▶ EXTRACTED DATA
++++

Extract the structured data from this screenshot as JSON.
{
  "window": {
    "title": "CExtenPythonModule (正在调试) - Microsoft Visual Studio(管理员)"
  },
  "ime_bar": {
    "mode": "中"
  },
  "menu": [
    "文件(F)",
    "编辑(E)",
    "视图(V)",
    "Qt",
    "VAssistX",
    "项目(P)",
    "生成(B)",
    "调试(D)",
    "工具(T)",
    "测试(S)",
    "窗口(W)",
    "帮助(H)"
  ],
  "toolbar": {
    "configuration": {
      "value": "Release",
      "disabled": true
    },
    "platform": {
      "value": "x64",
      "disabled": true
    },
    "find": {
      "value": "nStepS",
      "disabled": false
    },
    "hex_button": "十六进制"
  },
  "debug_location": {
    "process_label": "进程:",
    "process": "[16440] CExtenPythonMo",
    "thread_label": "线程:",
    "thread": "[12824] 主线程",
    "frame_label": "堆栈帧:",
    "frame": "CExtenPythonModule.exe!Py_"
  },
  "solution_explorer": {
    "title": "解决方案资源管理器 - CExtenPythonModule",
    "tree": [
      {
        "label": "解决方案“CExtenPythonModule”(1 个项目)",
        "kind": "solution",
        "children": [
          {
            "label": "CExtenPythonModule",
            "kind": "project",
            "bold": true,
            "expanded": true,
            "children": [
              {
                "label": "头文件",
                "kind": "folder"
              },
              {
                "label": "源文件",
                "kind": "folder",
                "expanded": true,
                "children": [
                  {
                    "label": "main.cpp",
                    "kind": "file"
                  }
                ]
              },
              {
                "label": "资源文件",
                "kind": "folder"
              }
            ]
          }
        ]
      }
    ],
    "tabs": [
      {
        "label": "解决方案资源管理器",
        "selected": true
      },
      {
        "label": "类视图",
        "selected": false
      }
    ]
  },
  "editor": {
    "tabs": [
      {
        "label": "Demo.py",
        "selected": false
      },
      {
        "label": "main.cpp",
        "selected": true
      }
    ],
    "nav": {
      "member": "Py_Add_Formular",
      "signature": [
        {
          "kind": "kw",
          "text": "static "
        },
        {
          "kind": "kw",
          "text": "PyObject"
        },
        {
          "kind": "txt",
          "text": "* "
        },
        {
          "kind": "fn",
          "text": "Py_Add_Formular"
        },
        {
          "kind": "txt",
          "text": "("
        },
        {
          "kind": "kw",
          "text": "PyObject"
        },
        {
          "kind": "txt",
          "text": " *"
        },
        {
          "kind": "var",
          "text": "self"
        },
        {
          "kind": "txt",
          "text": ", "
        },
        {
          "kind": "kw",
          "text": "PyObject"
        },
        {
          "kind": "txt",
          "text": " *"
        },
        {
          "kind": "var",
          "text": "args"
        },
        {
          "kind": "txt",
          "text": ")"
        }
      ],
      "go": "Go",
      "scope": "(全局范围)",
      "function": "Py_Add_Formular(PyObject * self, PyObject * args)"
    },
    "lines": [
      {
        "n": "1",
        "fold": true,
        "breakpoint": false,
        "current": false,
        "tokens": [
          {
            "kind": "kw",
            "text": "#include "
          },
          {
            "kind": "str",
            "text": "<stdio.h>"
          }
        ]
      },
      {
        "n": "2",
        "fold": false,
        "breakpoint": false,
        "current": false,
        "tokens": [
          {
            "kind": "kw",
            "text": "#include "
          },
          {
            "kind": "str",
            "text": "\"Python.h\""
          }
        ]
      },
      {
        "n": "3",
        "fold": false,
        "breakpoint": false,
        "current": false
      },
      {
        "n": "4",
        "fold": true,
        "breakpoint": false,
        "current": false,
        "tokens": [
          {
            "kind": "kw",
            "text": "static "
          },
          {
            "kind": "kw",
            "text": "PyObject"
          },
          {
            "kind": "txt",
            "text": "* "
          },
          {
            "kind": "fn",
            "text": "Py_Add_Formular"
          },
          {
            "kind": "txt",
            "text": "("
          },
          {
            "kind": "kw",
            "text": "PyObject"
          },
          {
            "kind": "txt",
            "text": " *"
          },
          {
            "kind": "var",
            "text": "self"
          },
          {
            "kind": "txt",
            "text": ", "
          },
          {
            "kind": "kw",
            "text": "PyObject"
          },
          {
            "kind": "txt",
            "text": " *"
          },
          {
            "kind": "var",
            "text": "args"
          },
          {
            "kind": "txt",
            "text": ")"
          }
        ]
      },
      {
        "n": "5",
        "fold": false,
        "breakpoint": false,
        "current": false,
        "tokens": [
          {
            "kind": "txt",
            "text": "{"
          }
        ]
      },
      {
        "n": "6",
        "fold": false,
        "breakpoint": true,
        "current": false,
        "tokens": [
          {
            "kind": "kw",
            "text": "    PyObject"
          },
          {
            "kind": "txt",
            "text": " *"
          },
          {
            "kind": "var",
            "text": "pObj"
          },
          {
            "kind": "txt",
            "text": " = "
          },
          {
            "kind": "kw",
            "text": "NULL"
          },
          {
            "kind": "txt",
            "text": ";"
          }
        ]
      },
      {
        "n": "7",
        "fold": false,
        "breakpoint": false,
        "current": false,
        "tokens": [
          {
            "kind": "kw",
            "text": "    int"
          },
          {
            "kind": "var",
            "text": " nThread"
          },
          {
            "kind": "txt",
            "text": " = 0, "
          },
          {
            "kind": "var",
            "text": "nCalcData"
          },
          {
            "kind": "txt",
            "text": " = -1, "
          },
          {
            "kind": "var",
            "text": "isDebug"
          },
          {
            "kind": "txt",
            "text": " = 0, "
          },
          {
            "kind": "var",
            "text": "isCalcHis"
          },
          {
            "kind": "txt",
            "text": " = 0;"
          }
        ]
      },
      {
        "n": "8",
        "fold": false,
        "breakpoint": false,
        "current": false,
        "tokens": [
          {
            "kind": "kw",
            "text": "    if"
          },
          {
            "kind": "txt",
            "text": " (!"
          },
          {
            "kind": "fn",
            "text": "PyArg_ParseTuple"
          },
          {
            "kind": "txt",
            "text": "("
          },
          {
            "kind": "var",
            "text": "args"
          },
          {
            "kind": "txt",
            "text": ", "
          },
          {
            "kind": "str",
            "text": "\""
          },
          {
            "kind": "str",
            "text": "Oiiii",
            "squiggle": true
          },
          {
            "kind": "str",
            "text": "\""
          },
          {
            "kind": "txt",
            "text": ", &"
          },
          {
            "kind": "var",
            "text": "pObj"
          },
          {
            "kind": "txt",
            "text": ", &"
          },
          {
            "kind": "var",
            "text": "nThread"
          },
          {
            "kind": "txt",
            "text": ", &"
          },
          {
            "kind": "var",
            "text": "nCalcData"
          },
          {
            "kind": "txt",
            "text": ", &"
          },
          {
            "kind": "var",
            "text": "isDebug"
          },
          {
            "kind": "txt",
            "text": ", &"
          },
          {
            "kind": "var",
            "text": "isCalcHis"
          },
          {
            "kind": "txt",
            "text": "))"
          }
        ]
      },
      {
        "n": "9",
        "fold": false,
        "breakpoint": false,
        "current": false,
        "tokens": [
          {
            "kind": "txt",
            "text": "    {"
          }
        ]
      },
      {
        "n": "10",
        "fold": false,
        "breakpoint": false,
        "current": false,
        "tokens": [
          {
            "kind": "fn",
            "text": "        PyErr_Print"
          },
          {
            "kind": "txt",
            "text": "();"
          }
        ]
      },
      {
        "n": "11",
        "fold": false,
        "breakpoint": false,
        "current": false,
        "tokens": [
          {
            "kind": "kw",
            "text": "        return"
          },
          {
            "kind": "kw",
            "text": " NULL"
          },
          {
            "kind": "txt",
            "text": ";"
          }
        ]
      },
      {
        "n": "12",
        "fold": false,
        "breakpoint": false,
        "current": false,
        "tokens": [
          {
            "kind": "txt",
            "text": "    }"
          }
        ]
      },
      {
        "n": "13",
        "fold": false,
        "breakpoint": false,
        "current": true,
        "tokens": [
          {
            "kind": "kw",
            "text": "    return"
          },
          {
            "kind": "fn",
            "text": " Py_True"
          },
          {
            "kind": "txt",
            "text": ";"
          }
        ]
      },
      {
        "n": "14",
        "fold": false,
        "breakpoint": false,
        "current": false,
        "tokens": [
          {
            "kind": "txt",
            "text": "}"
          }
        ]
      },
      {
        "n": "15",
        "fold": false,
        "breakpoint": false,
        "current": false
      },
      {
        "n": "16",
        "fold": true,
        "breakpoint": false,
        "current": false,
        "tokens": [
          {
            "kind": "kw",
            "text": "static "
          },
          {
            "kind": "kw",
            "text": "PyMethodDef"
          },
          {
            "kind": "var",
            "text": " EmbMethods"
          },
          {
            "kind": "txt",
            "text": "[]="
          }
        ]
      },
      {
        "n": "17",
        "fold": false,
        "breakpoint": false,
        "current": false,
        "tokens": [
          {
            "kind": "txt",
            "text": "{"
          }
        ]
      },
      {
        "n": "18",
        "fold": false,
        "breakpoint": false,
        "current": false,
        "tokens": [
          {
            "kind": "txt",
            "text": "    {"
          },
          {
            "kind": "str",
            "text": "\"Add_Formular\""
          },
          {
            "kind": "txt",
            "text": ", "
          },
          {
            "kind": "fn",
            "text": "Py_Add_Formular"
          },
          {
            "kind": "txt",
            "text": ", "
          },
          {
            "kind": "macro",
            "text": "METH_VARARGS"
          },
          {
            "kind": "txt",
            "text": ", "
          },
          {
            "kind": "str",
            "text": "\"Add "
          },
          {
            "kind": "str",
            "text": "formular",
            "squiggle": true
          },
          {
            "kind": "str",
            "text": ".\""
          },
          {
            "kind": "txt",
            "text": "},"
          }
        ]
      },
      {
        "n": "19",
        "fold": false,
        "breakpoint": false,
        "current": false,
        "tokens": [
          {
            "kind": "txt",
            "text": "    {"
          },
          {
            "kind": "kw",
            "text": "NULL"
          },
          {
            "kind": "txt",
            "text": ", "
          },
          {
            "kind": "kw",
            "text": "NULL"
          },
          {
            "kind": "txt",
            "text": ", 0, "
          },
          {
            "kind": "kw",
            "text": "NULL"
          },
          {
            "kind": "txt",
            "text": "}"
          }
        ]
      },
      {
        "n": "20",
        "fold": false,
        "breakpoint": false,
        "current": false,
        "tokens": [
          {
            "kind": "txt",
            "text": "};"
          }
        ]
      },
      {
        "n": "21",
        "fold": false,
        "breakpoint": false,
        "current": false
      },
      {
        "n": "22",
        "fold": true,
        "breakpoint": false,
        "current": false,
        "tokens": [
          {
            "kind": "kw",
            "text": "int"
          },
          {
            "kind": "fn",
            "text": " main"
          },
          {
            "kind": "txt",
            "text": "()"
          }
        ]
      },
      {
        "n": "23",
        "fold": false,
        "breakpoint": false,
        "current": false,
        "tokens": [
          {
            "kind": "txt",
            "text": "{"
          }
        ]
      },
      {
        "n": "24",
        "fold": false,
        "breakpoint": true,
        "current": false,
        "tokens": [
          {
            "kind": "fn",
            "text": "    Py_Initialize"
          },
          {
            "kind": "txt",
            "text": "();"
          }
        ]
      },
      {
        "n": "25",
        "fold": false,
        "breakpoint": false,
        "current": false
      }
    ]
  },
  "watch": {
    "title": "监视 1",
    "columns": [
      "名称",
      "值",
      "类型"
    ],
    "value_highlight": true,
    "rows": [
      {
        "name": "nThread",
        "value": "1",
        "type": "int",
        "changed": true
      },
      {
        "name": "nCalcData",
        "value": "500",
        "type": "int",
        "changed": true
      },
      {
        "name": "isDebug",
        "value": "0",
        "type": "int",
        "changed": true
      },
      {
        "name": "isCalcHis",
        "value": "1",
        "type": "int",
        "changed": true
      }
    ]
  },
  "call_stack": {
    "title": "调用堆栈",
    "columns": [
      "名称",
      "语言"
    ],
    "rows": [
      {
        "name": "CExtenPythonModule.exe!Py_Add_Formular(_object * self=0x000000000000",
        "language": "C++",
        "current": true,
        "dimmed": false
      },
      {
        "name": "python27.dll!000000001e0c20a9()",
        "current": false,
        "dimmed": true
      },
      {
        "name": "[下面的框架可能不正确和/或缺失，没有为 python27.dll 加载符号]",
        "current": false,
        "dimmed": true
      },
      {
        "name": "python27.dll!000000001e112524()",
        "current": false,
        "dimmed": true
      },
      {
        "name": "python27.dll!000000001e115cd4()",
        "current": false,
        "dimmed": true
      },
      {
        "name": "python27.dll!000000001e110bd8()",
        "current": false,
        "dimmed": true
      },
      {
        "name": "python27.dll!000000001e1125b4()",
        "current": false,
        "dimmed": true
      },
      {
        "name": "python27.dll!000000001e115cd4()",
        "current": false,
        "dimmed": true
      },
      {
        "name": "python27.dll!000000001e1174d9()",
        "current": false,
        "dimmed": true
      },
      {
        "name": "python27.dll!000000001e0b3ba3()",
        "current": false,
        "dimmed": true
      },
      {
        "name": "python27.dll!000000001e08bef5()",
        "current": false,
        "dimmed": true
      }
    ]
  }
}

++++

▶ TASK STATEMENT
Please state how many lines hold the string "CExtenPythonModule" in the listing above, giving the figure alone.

▶ ANSWER TO THIS TASK
6